Web page and app entries:

..........

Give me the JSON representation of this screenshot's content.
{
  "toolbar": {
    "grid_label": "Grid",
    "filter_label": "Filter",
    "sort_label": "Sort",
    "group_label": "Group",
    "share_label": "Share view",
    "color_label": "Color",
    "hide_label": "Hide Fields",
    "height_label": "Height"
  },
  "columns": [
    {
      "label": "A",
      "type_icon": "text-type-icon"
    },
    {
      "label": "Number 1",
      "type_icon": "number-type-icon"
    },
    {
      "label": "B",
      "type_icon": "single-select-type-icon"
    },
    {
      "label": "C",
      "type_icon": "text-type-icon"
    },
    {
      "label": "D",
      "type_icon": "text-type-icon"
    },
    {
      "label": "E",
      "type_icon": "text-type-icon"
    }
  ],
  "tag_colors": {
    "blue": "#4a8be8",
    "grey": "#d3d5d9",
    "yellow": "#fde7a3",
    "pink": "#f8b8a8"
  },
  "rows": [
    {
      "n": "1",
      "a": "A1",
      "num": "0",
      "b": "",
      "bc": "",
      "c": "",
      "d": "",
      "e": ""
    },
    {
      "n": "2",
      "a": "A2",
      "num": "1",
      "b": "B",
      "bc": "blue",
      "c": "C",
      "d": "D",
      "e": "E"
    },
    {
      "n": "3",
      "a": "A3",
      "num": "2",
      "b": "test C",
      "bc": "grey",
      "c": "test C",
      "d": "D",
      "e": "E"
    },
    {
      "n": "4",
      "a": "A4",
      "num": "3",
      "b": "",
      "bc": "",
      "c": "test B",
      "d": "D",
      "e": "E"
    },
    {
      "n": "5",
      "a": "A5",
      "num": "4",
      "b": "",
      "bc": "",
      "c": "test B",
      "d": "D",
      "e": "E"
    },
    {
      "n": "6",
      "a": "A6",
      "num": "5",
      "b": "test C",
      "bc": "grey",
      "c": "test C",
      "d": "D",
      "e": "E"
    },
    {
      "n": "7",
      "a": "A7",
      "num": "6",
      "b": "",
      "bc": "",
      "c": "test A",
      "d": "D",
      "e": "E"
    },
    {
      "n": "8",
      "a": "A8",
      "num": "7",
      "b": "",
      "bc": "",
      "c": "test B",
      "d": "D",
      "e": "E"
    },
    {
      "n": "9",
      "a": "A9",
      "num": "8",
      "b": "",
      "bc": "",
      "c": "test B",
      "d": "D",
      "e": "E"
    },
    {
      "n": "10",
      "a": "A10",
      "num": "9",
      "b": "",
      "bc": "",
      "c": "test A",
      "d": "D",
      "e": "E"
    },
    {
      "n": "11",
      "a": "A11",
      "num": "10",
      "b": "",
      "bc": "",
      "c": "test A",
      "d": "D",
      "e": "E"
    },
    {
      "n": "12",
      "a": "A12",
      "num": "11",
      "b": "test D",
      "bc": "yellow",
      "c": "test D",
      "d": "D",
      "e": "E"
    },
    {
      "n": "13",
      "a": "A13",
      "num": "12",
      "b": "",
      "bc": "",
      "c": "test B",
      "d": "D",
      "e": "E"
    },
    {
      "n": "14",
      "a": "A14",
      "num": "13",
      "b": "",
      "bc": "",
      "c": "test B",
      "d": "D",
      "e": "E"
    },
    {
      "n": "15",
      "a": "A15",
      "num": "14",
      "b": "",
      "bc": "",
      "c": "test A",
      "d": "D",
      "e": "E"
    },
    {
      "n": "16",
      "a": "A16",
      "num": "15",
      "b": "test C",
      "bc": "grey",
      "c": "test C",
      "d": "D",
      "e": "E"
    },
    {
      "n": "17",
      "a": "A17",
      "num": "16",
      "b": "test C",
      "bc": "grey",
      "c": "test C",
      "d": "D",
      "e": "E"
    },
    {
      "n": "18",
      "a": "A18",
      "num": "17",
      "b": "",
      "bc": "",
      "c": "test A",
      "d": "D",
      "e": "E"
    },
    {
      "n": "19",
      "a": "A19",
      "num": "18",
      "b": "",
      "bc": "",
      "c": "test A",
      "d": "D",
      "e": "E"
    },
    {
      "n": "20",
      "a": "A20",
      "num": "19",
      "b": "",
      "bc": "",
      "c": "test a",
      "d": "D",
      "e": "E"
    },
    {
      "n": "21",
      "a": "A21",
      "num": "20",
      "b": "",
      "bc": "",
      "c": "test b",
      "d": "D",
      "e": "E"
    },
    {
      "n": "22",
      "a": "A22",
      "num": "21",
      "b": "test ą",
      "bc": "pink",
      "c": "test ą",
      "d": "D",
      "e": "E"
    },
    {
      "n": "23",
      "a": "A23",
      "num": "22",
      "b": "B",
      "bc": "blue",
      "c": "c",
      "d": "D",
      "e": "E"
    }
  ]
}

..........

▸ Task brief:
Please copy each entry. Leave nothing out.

▸ Solved problem:
Give me the JSON representation of this screenshot's content.
{
  "toolbar": {
    "grid_label": "Grid",
    "filter_label": "Filter",
    "sort_label": "Sort",
    "group_label": "Group",
    "share_label": "Share view",
    "color_label": "Color",
    "hide_label": "Hide Fields",
    "height_label": "Height"
  },
  "columns": [
    {
      "label": "A",
      "type_icon": "text-type-icon"
    },
    {
      "label": "Number 1",
      "type_icon": "number-type-icon"
    },
    {
      "label": "B",
      "type_icon": "single-select-type-icon"
    },
    {
      "label": "C",
      "type_icon": "text-type-icon"
    },
    {
      "label": "D",
      "type_icon": "text-type-icon"
    },
    {
      "label": "E",
      "type_icon": "text-type-icon"
    }
  ],
  "tag_colors": {
    "blue": "#4a8be8",
    "grey": "#d3d5d9",
    "yellow": "#fde7a3",
    "pink": "#f8b8a8"
  },
  "rows": [
    {
      "n": "1",
      "a": "A1",
      "num": "0",
      "b": "",
      "bc": "",
      "c": "",
      "d": "",
      "e": ""
    },
    {
      "n": "2",
      "a": "A2",
      "num": "1",
      "b": "B",
      "bc": "blue",
      "c": "C",
      "d": "D",
      "e": "E"
    },
    {
      "n": "3",
      "a": "A3",
      "num": "2",
      "b": "test C",
      "bc": "grey",
      "c": "test C",
      "d": "D",
      "e": "E"
    },
    {
      "n": "4",
      "a": "A4",
      "num": "3",
      "b": "",
      "bc": "",
      "c": "test B",
      "d": "D",
      "e": "E"
    },
    {
      "n": "5",
      "a": "A5",
      "num": "4",
      "b": "",
      "bc": "",
      "c": "test B",
      "d": "D",
      "e": "E"
    },
    {
      "n": "6",
      "a": "A6",
      "num": "5",
      "b": "test C",
      "bc": "grey",
      "c": "test C",
      "d": "D",
      "e": "E"
    },
    {
      "n": "7",
      "a": "A7",
      "num": "6",
      "b": "",
      "bc": "",
      "c": "test A",
      "d": "D",
      "e": "E"
    },
    {
      "n": "8",
      "a": "A8",
      "num": "7",
      "b": "",
      "bc": "",
      "c": "test B",
      "d": "D",
      "e": "E"
    },
    {
      "n": "9",
      "a": "A9",
      "num": "8",
      "b": "",
      "bc": "",
      "c": "test B",
      "d": "D",
      "e": "E"
    },
    {
      "n": "10",
      "a": "A10",
      "num": "9",
      "b": "",
      "bc": "",
      "c": "test A",
      "d": "D",
      "e": "E"
    },
    {
      "n": "11",
      "a": "A11",
      "num": "10",
      "b": "",
      "bc": "",
      "c": "test A",
      "d": "D",
      "e": "E"
    },
    {
      "n": "12",
      "a": "A12",
      "num": "11",
      "b": "test D",
      "bc": "yellow",
      "c": "test D",
      "d": "D",
      "e": "E"
    },
    {
      "n": "13",
      "a": "A13",
      "num": "12",
      "b": "",
      "bc": "",
      "c": "test B",
      "d": "D",
      "e": "E"
    },
    {
      "n": "14",
      "a": "A14",
      "num": "13",
      "b": "",
      "bc": "",
      "c": "test B",
      "d": "D",
      "e": "E"
    },
    {
      "n": "15",
      "a": "A15",
      "num": "14",
      "b": "",
      "bc": "",
      "c": "test A",
      "d": "D",
      "e": "E"
    },
    {
      "n": "16",
      "a": "A16",
      "num": "15",
      "b": "test C",
      "bc": "grey",
      "c": "test C",
      "d": "D",
      "e": "E"
    },
    {
      "n": "17",
      "a": "A17",
      "num": "16",
      "b": "test C",
      "bc": "grey",
      "c": "test C",
      "d": "D",
      "e": "E"
    },
    {
      "n": "18",
      "a": "A18",
      "num": "17",
      "b": "",
      "bc": "",
      "c": "test A",
      "d": "D",
      "e": "E"
    },
    {
      "n": "19",
      "a": "A19",
      "num": "18",
      "b": "",
      "bc": "",
      "c": "test A",
      "d": "D",
      "e": "E"
    },
    {
      "n": "20",
      "a": "A20",
      "num": "19",
      "b": "",
      "bc": "",
      "c": "test a",
      "d": "D",
      "e": "E"
    },
    {
      "n": "21",
      "a": "A21",
      "num": "20",
      "b": "",
      "bc": "",
      "c": "test b",
      "d": "D",
      "e": "E"
    },
    {
      "n": "22",
      "a": "A22",
      "num": "21",
      "b": "test ą",
      "bc": "pink",
      "c": "test ą",
      "d": "D",
      "e": "E"
    },
    {
      "n": "23",
      "a": "A23",
      "num": "22",
      "b": "B",
      "bc": "blue",
      "c": "c",
      "d": "D",
      "e": "E"
    }
  ]
}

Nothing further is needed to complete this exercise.